Gardeners should plant red horse chestnut trees, Aesculus x carnea, in areas of the landscape where they receive full sun to light shade. The tree is best suited for areas away from pets and children due to its poisonous nuts and away from streets, sidewalks and outdoor dining areas due to the litter caused by the large nut husks that drop from the tree. The tree is hardy in zones five through eight.
The tree grows a deep taproot as it ages, which makes it difficult to transplant, so landscapers should plant young trees. The tree prefers slightly acidic, well-draining soil. Weekly watering and more frequent watering during extreme heat provide the moist soil that the tree thrives in. Insufficient watering can result in leaves with brown edges.
Though more disease-resistant than the common horse chestnut, this hybrid is susceptible to leaf blotch and powdery mildew. Gardeners should also look for signs of pests, such as bagworms, Japanese beetles and borers, which may feed on the tree.
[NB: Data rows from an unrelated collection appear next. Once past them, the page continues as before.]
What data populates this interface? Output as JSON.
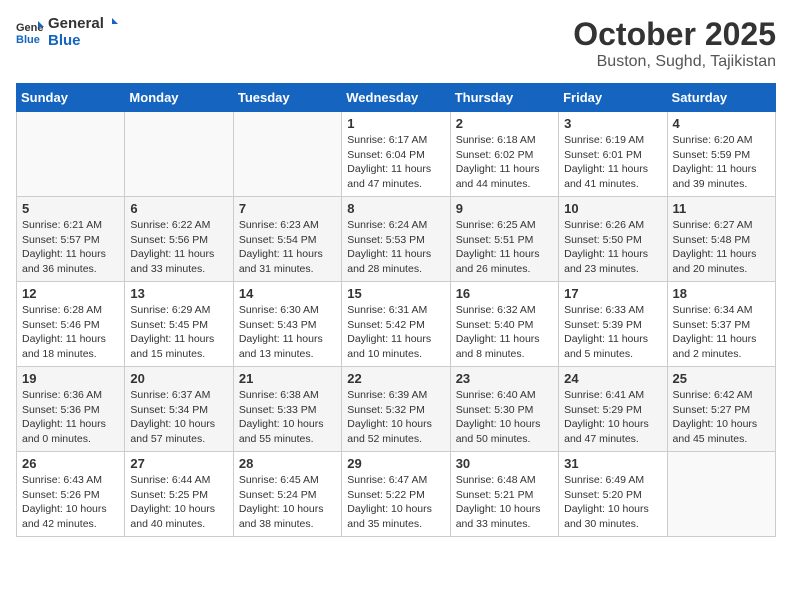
{
  "logo": {
    "general": "General",
    "blue": "Blue"
  },
  "title": "October 2025",
  "location": "Buston, Sughd, Tajikistan",
  "days_of_week": [
    "Sunday",
    "Monday",
    "Tuesday",
    "Wednesday",
    "Thursday",
    "Friday",
    "Saturday"
  ],
  "weeks": [
    [
      {
        "day": "",
        "info": ""
      },
      {
        "day": "",
        "info": ""
      },
      {
        "day": "",
        "info": ""
      },
      {
        "day": "1",
        "info": "Sunrise: 6:17 AM\nSunset: 6:04 PM\nDaylight: 11 hours and 47 minutes."
      },
      {
        "day": "2",
        "info": "Sunrise: 6:18 AM\nSunset: 6:02 PM\nDaylight: 11 hours and 44 minutes."
      },
      {
        "day": "3",
        "info": "Sunrise: 6:19 AM\nSunset: 6:01 PM\nDaylight: 11 hours and 41 minutes."
      },
      {
        "day": "4",
        "info": "Sunrise: 6:20 AM\nSunset: 5:59 PM\nDaylight: 11 hours and 39 minutes."
      }
    ],
    [
      {
        "day": "5",
        "info": "Sunrise: 6:21 AM\nSunset: 5:57 PM\nDaylight: 11 hours and 36 minutes."
      },
      {
        "day": "6",
        "info": "Sunrise: 6:22 AM\nSunset: 5:56 PM\nDaylight: 11 hours and 33 minutes."
      },
      {
        "day": "7",
        "info": "Sunrise: 6:23 AM\nSunset: 5:54 PM\nDaylight: 11 hours and 31 minutes."
      },
      {
        "day": "8",
        "info": "Sunrise: 6:24 AM\nSunset: 5:53 PM\nDaylight: 11 hours and 28 minutes."
      },
      {
        "day": "9",
        "info": "Sunrise: 6:25 AM\nSunset: 5:51 PM\nDaylight: 11 hours and 26 minutes."
      },
      {
        "day": "10",
        "info": "Sunrise: 6:26 AM\nSunset: 5:50 PM\nDaylight: 11 hours and 23 minutes."
      },
      {
        "day": "11",
        "info": "Sunrise: 6:27 AM\nSunset: 5:48 PM\nDaylight: 11 hours and 20 minutes."
      }
    ],
    [
      {
        "day": "12",
        "info": "Sunrise: 6:28 AM\nSunset: 5:46 PM\nDaylight: 11 hours and 18 minutes."
      },
      {
        "day": "13",
        "info": "Sunrise: 6:29 AM\nSunset: 5:45 PM\nDaylight: 11 hours and 15 minutes."
      },
      {
        "day": "14",
        "info": "Sunrise: 6:30 AM\nSunset: 5:43 PM\nDaylight: 11 hours and 13 minutes."
      },
      {
        "day": "15",
        "info": "Sunrise: 6:31 AM\nSunset: 5:42 PM\nDaylight: 11 hours and 10 minutes."
      },
      {
        "day": "16",
        "info": "Sunrise: 6:32 AM\nSunset: 5:40 PM\nDaylight: 11 hours and 8 minutes."
      },
      {
        "day": "17",
        "info": "Sunrise: 6:33 AM\nSunset: 5:39 PM\nDaylight: 11 hours and 5 minutes."
      },
      {
        "day": "18",
        "info": "Sunrise: 6:34 AM\nSunset: 5:37 PM\nDaylight: 11 hours and 2 minutes."
      }
    ],
    [
      {
        "day": "19",
        "info": "Sunrise: 6:36 AM\nSunset: 5:36 PM\nDaylight: 11 hours and 0 minutes."
      },
      {
        "day": "20",
        "info": "Sunrise: 6:37 AM\nSunset: 5:34 PM\nDaylight: 10 hours and 57 minutes."
      },
      {
        "day": "21",
        "info": "Sunrise: 6:38 AM\nSunset: 5:33 PM\nDaylight: 10 hours and 55 minutes."
      },
      {
        "day": "22",
        "info": "Sunrise: 6:39 AM\nSunset: 5:32 PM\nDaylight: 10 hours and 52 minutes."
      },
      {
        "day": "23",
        "info": "Sunrise: 6:40 AM\nSunset: 5:30 PM\nDaylight: 10 hours and 50 minutes."
      },
      {
        "day": "24",
        "info": "Sunrise: 6:41 AM\nSunset: 5:29 PM\nDaylight: 10 hours and 47 minutes."
      },
      {
        "day": "25",
        "info": "Sunrise: 6:42 AM\nSunset: 5:27 PM\nDaylight: 10 hours and 45 minutes."
      }
    ],
    [
      {
        "day": "26",
        "info": "Sunrise: 6:43 AM\nSunset: 5:26 PM\nDaylight: 10 hours and 42 minutes."
      },
      {
        "day": "27",
        "info": "Sunrise: 6:44 AM\nSunset: 5:25 PM\nDaylight: 10 hours and 40 minutes."
      },
      {
        "day": "28",
        "info": "Sunrise: 6:45 AM\nSunset: 5:24 PM\nDaylight: 10 hours and 38 minutes."
      },
      {
        "day": "29",
        "info": "Sunrise: 6:47 AM\nSunset: 5:22 PM\nDaylight: 10 hours and 35 minutes."
      },
      {
        "day": "30",
        "info": "Sunrise: 6:48 AM\nSunset: 5:21 PM\nDaylight: 10 hours and 33 minutes."
      },
      {
        "day": "31",
        "info": "Sunrise: 6:49 AM\nSunset: 5:20 PM\nDaylight: 10 hours and 30 minutes."
      },
      {
        "day": "",
        "info": ""
      }
    ]
  ]
}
Red horse chestnut is a hybrid cross between Aesculus hippocastanum, the common horse chestnut, and Aesculus pavia, the red buckeye. The slow-growing tree grows in a rounded shape and reaches 35 feet tall by 35 feet wide. The tree produces large, dark green deciduous leaves and red flowers in the spring.